This balancing act isn’t always easy to achieve, but it’s one that pays off over time. As both Heaney and Aimi point out, shippers can often reap 10 to 20 percent in productivity improvements by simply adding a new piece of hardware to the mix, or by applying best practices across one or more areas of the warehouse itself.
Banker says those percentages can be increased over time by shippers who may not have initially wanted all of the bells and whistles associated with the WMS, but who choose to add them over time. “Many times companies are on a deadline to get the WMS up and running,” says Banker, “so they skip some of the functionalities in favor of getting those deadlines met.”
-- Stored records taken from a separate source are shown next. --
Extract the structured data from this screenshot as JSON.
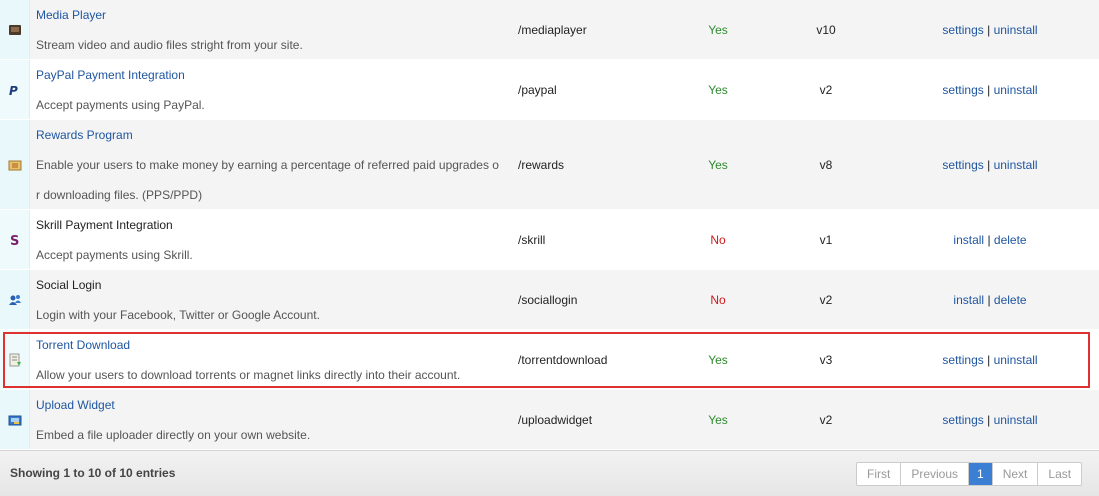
{
  "rows": [
    {
      "name": "Media Player",
      "desc1": "Stream video and audio files stright from your site.",
      "desc2": "",
      "path": "/mediaplayer",
      "active": "Yes",
      "version": "v10",
      "action1": "settings",
      "action2": "uninstall",
      "icon": "media-player-icon"
    },
    {
      "name": "PayPal Payment Integration",
      "desc1": "Accept payments using PayPal.",
      "desc2": "",
      "path": "/paypal",
      "active": "Yes",
      "version": "v2",
      "action1": "settings",
      "action2": "uninstall",
      "icon": "paypal-icon"
    },
    {
      "name": "Rewards Program",
      "desc1": "Enable your users to make money by earning a percentage of referred paid upgrades o",
      "desc2": "r downloading files. (PPS/PPD)",
      "path": "/rewards",
      "active": "Yes",
      "version": "v8",
      "action1": "settings",
      "action2": "uninstall",
      "icon": "rewards-icon"
    },
    {
      "name": "Skrill Payment Integration",
      "desc1": "Accept payments using Skrill.",
      "desc2": "",
      "path": "/skrill",
      "active": "No",
      "version": "v1",
      "action1": "install",
      "action2": "delete",
      "icon": "skrill-icon"
    },
    {
      "name": "Social Login",
      "desc1": "Login with your Facebook, Twitter or Google Account.",
      "desc2": "",
      "path": "/sociallogin",
      "active": "No",
      "version": "v2",
      "action1": "install",
      "action2": "delete",
      "icon": "social-users-icon"
    },
    {
      "name": "Torrent Download",
      "desc1": "Allow your users to download torrents or magnet links directly into their account.",
      "desc2": "",
      "path": "/torrentdownload",
      "active": "Yes",
      "version": "v3",
      "action1": "settings",
      "action2": "uninstall",
      "icon": "torrent-icon"
    },
    {
      "name": "Upload Widget",
      "desc1": "Embed a file uploader directly on your own website.",
      "desc2": "",
      "path": "/uploadwidget",
      "active": "Yes",
      "version": "v2",
      "action1": "settings",
      "action2": "uninstall",
      "icon": "upload-widget-icon"
    }
  ],
  "separator": "|",
  "footer": {
    "showing": "Showing 1 to 10 of 10 entries",
    "first": "First",
    "previous": "Previous",
    "current": "1",
    "next": "Next",
    "last": "Last"
  },
  "colors": {
    "link": "#1f56a0",
    "yes": "#2e8b2e",
    "no": "#cc1a1a",
    "highlight": "#e03131",
    "pager_active": "#3b7fd4"
  }
}
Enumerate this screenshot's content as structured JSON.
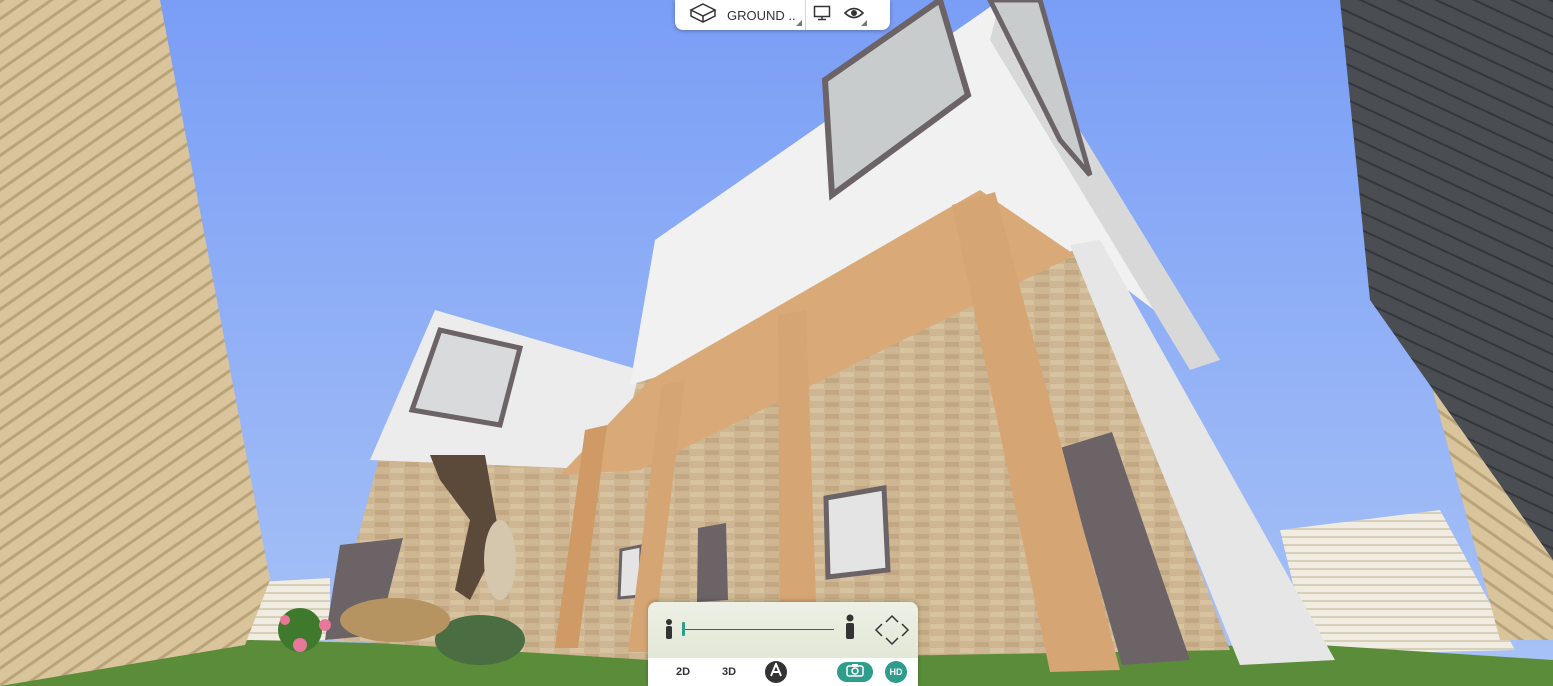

Consulting with the WMS vendor and/or having your IT team explore any unused capabilities can lead to unexpected efficiencies that require little time or money investments. Ideally, says Banker, that exercise will be handled in-house. “Have a handful of people on staff who understand the WMS functionalities and who can continue to configure the system and get more out of it with minimum involvement from the company you bought it from,” says Banker.
Using that strategy, shippers can break out of the complacency mold and continue to reap the benefits of their WMS long after the initial money and time is invested in the systems.
But getting there requires management buy-in, according to Heaney, who advises logistics managers to hone in on the fast ROI and significant rewards associated with WMS when requesting resources for such projects. “WMS is an investment that can stand up to any challenge and allow you to move your operations to a higher level,” says Heaney. “Who can argue with that?”